Date: November 2, 2012
Venue: Rescue Rooms
In the 5 years since San Franciscan duo Two Gallants have been away, music has witnessed a Phoenix-like rise of blues-rock in the form of The Black Keys, who have unceremoniously usurped Two Gallants just when, back in 2007, it looked like an even battle.
So while The Black Keys’ trajectory is an upward one, Two Gallants are playing catch up. But they’re game plan is good. New album The Bloom and the Blight has received the plaudits, and it’s not hard to see why.
Winter’s Youth starts with Adam Stephens’ disarmingly caustic vocal pouring soulfully over a baron guitar line, before Tyson Vogel explodes onto his drum kit.
It sets the tone for their raw, wholesome blues which is generously flecked with Americana and harmonica-aided folk.
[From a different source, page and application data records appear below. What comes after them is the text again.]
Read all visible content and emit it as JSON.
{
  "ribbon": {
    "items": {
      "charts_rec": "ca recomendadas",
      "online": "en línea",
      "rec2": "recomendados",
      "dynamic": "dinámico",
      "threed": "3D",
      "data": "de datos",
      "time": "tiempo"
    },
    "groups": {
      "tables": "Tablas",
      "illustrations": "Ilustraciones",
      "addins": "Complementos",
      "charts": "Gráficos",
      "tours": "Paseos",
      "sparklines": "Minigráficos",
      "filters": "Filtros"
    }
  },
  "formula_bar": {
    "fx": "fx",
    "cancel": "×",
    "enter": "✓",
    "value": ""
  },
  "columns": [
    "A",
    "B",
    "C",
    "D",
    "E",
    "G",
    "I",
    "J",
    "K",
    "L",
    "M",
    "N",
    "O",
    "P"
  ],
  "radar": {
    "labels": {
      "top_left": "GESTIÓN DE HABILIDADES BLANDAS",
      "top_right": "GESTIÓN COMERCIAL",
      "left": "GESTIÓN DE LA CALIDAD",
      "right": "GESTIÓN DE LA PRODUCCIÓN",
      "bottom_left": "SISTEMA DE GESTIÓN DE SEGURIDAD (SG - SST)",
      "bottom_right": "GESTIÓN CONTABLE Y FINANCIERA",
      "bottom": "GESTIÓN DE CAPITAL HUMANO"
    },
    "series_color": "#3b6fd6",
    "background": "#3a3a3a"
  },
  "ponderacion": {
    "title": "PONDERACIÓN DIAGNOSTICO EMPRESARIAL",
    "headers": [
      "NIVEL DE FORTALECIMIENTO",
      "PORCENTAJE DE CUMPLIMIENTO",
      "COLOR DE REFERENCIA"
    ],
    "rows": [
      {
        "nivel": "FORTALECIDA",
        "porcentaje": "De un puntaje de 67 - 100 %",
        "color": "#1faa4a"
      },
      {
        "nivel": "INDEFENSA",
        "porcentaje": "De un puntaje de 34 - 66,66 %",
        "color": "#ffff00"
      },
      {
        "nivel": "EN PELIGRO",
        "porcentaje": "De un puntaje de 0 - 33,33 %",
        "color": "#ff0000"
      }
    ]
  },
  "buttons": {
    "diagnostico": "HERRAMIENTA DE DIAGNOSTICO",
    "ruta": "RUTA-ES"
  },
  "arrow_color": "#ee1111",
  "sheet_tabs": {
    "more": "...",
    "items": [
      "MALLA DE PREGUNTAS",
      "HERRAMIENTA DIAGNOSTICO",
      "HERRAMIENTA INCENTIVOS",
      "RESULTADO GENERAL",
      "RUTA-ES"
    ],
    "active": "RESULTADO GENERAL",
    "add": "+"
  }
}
And there’s a fair dose of pathos in their music, too, heard best on the heart-wrenching, My Madonna. “I wish I could care but my liver’s too sore, and if liquor’s a lover, you know I’m a whore”, weeps Stephens, remorsefully.
2007 single Despite What You’ve Been Told is a reminder of their blistering best, while Seems Like Home To Me is the quint-essential all-American porch-lit anthem of feeling lost and lonely.
Theirs is a moody, melancholic sepia-tinged image of America. And it’s beautiful.